**Directions for this task**
Could you copy the lines below exactly, leaving none out?

**Records**
--
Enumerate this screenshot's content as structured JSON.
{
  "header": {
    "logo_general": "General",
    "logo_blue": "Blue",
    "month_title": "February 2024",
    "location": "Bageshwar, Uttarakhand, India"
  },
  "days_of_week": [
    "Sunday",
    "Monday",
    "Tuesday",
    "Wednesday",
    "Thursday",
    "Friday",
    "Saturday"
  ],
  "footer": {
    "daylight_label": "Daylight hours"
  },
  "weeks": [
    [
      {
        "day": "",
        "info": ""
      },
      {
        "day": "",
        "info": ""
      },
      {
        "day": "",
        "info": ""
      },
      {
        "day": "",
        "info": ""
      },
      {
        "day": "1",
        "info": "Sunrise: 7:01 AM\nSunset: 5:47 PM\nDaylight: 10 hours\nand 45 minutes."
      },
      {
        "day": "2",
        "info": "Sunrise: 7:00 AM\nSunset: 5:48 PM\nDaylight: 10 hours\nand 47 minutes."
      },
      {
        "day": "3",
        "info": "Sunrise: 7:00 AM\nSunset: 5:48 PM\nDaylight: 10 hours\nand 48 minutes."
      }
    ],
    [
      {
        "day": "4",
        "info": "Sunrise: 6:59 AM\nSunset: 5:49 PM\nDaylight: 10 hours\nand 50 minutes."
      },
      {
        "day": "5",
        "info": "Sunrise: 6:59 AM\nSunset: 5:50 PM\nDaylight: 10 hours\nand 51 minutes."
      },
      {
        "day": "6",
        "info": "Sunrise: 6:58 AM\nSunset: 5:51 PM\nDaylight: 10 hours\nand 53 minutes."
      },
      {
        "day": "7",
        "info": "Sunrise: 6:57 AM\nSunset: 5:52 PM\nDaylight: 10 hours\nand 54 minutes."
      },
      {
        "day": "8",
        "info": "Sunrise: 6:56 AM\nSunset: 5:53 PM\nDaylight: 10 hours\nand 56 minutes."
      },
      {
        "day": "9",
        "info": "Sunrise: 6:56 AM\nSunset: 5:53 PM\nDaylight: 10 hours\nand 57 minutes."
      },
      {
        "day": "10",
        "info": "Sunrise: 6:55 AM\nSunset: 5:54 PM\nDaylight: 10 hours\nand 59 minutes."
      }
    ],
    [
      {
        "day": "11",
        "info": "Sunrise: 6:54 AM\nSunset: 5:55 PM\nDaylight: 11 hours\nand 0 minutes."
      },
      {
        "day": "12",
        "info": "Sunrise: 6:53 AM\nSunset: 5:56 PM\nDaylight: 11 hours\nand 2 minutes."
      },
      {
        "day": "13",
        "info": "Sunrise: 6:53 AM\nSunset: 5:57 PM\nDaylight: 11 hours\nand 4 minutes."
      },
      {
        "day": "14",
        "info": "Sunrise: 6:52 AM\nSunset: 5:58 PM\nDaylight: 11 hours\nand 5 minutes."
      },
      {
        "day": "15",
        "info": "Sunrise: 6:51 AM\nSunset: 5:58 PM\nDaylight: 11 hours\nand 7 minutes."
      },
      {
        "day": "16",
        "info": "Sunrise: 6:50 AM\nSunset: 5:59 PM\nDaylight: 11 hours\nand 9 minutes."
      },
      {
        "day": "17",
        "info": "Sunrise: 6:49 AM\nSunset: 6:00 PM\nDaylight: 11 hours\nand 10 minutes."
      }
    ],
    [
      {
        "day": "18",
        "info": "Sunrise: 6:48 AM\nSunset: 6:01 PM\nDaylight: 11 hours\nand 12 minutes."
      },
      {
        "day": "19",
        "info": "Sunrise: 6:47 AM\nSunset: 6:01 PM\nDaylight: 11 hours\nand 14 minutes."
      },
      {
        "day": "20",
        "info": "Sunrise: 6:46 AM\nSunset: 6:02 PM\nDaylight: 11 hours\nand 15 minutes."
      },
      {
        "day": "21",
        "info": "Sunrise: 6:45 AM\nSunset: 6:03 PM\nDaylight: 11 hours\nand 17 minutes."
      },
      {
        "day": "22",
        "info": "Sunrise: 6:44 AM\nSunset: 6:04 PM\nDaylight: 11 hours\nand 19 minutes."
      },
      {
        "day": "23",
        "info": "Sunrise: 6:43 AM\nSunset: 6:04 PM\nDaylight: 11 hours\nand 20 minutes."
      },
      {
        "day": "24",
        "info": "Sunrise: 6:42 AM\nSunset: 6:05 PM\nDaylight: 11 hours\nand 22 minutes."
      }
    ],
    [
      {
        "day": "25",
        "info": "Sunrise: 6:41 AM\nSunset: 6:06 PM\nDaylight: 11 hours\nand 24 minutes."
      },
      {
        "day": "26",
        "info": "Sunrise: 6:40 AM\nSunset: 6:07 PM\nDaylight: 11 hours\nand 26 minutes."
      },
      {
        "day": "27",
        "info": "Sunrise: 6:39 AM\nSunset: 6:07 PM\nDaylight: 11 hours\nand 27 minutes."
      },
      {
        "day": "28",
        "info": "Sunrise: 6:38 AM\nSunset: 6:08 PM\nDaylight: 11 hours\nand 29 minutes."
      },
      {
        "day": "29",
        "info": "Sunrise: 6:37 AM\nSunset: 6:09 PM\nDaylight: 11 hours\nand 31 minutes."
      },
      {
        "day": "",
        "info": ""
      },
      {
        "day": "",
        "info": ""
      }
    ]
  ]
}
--
**Written solution**
Enumerate this screenshot's content as structured JSON.
{
  "header": {
    "logo_general": "General",
    "logo_blue": "Blue",
    "month_title": "February 2024",
    "location": "Bageshwar, Uttarakhand, India"
  },
  "days_of_week": [
    "Sunday",
    "Monday",
    "Tuesday",
    "Wednesday",
    "Thursday",
    "Friday",
    "Saturday"
  ],
  "footer": {
    "daylight_label": "Daylight hours"
  },
  "weeks": [
    [
      {
        "day": "",
        "info": ""
      },
      {
        "day": "",
        "info": ""
      },
      {
        "day": "",
        "info": ""
      },
      {
        "day": "",
        "info": ""
      },
      {
        "day": "1",
        "info": "Sunrise: 7:01 AM\nSunset: 5:47 PM\nDaylight: 10 hours\nand 45 minutes."
      },
      {
        "day": "2",
        "info": "Sunrise: 7:00 AM\nSunset: 5:48 PM\nDaylight: 10 hours\nand 47 minutes."
      },
      {
        "day": "3",
        "info": "Sunrise: 7:00 AM\nSunset: 5:48 PM\nDaylight: 10 hours\nand 48 minutes."
      }
    ],
    [
      {
        "day": "4",
        "info": "Sunrise: 6:59 AM\nSunset: 5:49 PM\nDaylight: 10 hours\nand 50 minutes."
      },
      {
        "day": "5",
        "info": "Sunrise: 6:59 AM\nSunset: 5:50 PM\nDaylight: 10 hours\nand 51 minutes."
      },
      {
        "day": "6",
        "info": "Sunrise: 6:58 AM\nSunset: 5:51 PM\nDaylight: 10 hours\nand 53 minutes."
      },
      {
        "day": "7",
        "info": "Sunrise: 6:57 AM\nSunset: 5:52 PM\nDaylight: 10 hours\nand 54 minutes."
      },
      {
        "day": "8",
        "info": "Sunrise: 6:56 AM\nSunset: 5:53 PM\nDaylight: 10 hours\nand 56 minutes."
      },
      {
        "day": "9",
        "info": "Sunrise: 6:56 AM\nSunset: 5:53 PM\nDaylight: 10 hours\nand 57 minutes."
      },
      {
        "day": "10",
        "info": "Sunrise: 6:55 AM\nSunset: 5:54 PM\nDaylight: 10 hours\nand 59 minutes."
      }
    ],
    [
      {
        "day": "11",
        "info": "Sunrise: 6:54 AM\nSunset: 5:55 PM\nDaylight: 11 hours\nand 0 minutes."
      },
      {
        "day": "12",
        "info": "Sunrise: 6:53 AM\nSunset: 5:56 PM\nDaylight: 11 hours\nand 2 minutes."
      },
      {
        "day": "13",
        "info": "Sunrise: 6:53 AM\nSunset: 5:57 PM\nDaylight: 11 hours\nand 4 minutes."
      },
      {
        "day": "14",
        "info": "Sunrise: 6:52 AM\nSunset: 5:58 PM\nDaylight: 11 hours\nand 5 minutes."
      },
      {
        "day": "15",
        "info": "Sunrise: 6:51 AM\nSunset: 5:58 PM\nDaylight: 11 hours\nand 7 minutes."
      },
      {
        "day": "16",
        "info": "Sunrise: 6:50 AM\nSunset: 5:59 PM\nDaylight: 11 hours\nand 9 minutes."
      },
      {
        "day": "17",
        "info": "Sunrise: 6:49 AM\nSunset: 6:00 PM\nDaylight: 11 hours\nand 10 minutes."
      }
    ],
    [
      {
        "day": "18",
        "info": "Sunrise: 6:48 AM\nSunset: 6:01 PM\nDaylight: 11 hours\nand 12 minutes."
      },
      {
        "day": "19",
        "info": "Sunrise: 6:47 AM\nSunset: 6:01 PM\nDaylight: 11 hours\nand 14 minutes."
      },
      {
        "day": "20",
        "info": "Sunrise: 6:46 AM\nSunset: 6:02 PM\nDaylight: 11 hours\nand 15 minutes."
      },
      {
        "day": "21",
        "info": "Sunrise: 6:45 AM\nSunset: 6:03 PM\nDaylight: 11 hours\nand 17 minutes."
      },
      {
        "day": "22",
        "info": "Sunrise: 6:44 AM\nSunset: 6:04 PM\nDaylight: 11 hours\nand 19 minutes."
      },
      {
        "day": "23",
        "info": "Sunrise: 6:43 AM\nSunset: 6:04 PM\nDaylight: 11 hours\nand 20 minutes."
      },
      {
        "day": "24",
        "info": "Sunrise: 6:42 AM\nSunset: 6:05 PM\nDaylight: 11 hours\nand 22 minutes."
      }
    ],
    [
      {
        "day": "25",
        "info": "Sunrise: 6:41 AM\nSunset: 6:06 PM\nDaylight: 11 hours\nand 24 minutes."
      },
      {
        "day": "26",
        "info": "Sunrise: 6:40 AM\nSunset: 6:07 PM\nDaylight: 11 hours\nand 26 minutes."
      },
      {
        "day": "27",
        "info": "Sunrise: 6:39 AM\nSunset: 6:07 PM\nDaylight: 11 hours\nand 27 minutes."
      },
      {
        "day": "28",
        "info": "Sunrise: 6:38 AM\nSunset: 6:08 PM\nDaylight: 11 hours\nand 29 minutes."
      },
      {
        "day": "29",
        "info": "Sunrise: 6:37 AM\nSunset: 6:09 PM\nDaylight: 11 hours\nand 31 minutes."
      },
      {
        "day": "",
        "info": ""
      },
      {
        "day": "",
        "info": ""
      }
    ]
  ]
}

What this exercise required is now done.